Sometimes you go on a bunch of bad dates, and all they seem to want to know is what it was like to come out in the South. They say they’ve never been, say they’re too afraid of it — the guns, the hate, the humidity. They say you don’t really have much of an accent, only when you say “y’all” or talk about “art,” topics which draw their eyes away from you and towards the window, looking for an hour from now or should they buy another round to get there sooner? And you get tired of it — telling your story over and over, explaining yourself, justifying your queerness, your Southernness, your reason for being. Inevitably, the guys lose interest. You wait for them to text you back, lying in bed, watching headlights paint the walls of your closet.

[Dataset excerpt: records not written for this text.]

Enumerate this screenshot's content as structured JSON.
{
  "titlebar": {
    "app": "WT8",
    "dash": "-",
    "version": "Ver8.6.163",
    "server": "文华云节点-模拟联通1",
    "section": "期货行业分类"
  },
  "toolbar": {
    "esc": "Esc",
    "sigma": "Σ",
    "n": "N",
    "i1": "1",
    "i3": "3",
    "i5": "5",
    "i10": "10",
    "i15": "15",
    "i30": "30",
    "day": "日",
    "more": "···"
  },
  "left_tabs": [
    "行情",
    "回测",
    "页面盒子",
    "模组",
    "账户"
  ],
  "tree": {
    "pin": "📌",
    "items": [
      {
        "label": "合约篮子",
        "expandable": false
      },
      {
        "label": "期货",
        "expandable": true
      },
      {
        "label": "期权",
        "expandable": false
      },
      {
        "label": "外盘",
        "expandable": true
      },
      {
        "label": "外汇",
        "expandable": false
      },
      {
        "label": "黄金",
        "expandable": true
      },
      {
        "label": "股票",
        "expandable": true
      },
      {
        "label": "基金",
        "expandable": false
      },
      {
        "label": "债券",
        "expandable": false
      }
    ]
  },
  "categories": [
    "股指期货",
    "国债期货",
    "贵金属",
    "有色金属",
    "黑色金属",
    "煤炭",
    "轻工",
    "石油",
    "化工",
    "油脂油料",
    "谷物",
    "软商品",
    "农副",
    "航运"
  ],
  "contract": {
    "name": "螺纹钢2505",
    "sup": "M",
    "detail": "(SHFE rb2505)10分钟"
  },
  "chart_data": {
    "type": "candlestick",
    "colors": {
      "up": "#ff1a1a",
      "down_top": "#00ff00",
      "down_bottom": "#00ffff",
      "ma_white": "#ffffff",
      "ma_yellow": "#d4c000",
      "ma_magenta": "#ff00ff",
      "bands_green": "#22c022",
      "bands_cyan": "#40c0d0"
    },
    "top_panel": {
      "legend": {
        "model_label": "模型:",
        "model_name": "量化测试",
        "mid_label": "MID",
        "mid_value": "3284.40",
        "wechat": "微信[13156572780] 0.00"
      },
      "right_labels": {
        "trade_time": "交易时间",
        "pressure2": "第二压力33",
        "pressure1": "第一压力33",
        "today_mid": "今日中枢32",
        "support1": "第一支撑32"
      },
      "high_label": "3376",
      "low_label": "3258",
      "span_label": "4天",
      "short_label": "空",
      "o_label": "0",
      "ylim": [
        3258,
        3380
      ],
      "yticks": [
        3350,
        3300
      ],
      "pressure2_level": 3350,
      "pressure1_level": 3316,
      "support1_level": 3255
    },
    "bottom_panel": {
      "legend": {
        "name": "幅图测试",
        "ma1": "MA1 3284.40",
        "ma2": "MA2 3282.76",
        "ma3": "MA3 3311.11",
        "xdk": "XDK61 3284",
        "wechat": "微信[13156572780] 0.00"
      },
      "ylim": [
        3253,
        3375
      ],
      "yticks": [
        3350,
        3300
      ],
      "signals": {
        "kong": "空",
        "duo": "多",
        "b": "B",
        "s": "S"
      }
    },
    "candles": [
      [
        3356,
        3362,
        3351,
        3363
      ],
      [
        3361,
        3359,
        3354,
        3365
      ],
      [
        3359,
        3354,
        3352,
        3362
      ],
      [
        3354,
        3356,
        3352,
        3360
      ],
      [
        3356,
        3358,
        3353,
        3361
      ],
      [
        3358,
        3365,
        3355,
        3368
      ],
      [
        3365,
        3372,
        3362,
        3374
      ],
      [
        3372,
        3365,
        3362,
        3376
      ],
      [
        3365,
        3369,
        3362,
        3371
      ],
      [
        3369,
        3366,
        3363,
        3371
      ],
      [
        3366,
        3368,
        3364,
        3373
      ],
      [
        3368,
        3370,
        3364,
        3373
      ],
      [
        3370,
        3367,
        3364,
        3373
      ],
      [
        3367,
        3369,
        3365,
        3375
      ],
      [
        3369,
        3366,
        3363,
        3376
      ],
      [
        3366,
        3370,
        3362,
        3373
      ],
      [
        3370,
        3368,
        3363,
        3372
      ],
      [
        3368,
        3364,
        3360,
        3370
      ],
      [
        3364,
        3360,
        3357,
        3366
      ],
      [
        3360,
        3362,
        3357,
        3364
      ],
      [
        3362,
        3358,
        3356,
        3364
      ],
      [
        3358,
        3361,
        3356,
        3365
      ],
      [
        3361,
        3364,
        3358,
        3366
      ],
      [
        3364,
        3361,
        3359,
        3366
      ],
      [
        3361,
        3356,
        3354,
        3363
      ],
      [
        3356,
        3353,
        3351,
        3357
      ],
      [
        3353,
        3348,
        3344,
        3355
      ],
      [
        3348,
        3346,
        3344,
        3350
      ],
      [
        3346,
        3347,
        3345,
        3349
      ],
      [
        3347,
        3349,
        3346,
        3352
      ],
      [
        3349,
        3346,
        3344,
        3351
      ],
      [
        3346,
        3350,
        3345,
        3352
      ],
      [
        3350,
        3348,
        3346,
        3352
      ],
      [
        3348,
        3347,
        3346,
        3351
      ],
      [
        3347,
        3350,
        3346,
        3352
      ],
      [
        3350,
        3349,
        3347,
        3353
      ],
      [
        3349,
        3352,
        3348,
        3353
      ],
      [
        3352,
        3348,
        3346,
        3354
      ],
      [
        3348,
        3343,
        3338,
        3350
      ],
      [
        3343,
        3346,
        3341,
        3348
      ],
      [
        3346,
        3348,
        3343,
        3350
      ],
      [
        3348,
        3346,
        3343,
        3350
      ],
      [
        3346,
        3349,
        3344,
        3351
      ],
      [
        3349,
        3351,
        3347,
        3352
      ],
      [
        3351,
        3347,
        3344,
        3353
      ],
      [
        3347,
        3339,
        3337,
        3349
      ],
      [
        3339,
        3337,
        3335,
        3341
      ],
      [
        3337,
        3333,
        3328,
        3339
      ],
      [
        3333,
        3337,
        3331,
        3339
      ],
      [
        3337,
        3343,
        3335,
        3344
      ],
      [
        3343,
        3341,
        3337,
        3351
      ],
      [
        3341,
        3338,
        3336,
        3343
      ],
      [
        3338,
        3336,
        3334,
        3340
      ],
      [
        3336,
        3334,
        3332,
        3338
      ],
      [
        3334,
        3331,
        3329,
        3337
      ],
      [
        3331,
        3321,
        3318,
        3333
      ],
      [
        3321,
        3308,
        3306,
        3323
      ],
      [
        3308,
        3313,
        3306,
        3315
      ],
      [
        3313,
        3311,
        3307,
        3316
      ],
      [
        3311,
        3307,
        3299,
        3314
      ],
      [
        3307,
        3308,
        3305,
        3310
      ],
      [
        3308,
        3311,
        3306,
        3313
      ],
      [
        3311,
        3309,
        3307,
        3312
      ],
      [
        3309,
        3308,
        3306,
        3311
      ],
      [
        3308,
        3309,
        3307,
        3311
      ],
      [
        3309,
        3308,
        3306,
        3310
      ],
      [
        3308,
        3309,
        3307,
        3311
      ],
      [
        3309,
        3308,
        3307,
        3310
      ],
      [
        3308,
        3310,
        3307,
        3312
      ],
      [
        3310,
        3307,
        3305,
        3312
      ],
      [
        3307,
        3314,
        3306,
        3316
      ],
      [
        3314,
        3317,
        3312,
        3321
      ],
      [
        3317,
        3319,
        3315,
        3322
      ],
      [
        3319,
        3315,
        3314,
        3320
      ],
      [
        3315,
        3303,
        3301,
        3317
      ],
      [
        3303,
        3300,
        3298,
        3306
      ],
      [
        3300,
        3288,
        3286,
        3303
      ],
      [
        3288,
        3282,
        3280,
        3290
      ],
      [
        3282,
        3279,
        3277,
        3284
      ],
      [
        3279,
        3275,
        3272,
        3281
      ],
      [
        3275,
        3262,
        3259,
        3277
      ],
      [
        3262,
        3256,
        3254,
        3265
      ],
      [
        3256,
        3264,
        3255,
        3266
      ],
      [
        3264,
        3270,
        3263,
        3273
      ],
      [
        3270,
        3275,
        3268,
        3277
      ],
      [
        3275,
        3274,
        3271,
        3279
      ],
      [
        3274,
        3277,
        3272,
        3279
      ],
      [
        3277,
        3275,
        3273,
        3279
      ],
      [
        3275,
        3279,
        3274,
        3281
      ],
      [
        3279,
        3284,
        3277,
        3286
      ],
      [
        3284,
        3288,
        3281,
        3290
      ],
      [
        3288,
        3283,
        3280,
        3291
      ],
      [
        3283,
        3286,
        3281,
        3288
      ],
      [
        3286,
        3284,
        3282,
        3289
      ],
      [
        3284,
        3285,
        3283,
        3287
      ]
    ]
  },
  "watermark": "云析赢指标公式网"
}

And then sometimes you remember when you thought you wouldn’t make it to 18. Or 20. Or 23. Sometimes you remember the days when the only time you spent alone with another man was through a confessional screen. When you thought men’s eyes were closed doors. Closed doors were unanswered prayers. The red silk robe in the back of your mom’s closet: forbidden fruit. How you always saw the garden through the eyes of Eve, not him.
You saw the garden until you rebuked the garden. Rebuking the idea of forbidden, you grasped for the walls of the closet in the dark until you found the doorknob (itself a kind of fruit) and stepped out.
And you let the light in.
When men ask me about coming out down South, this is what I want to tell them:
When I grasped for the closet’s walls, running my blind hands along their lengths, I was raising a story. I was writing in Braille a story to add to the Book of Ages. The chapters so many had written before me. Each wall, a page. Each page, a letter. Each letter, a story. Each story, a voice. Each voice, a reason to learn to love listening. Listen —
The walls have been humming all this time, the voices of their authors singing Come out. Come out. Come join us. It sounds like thunder. It sounds like cicadas refusing sleep. It sounds like music and how I am not ashamed to tell you.
Ben French is an interdisciplinary artist + writer based in Minneapolis.
He hopes you let the light in, too.
Cross-and-bible door illustration courtesy of thefreedictionary.com.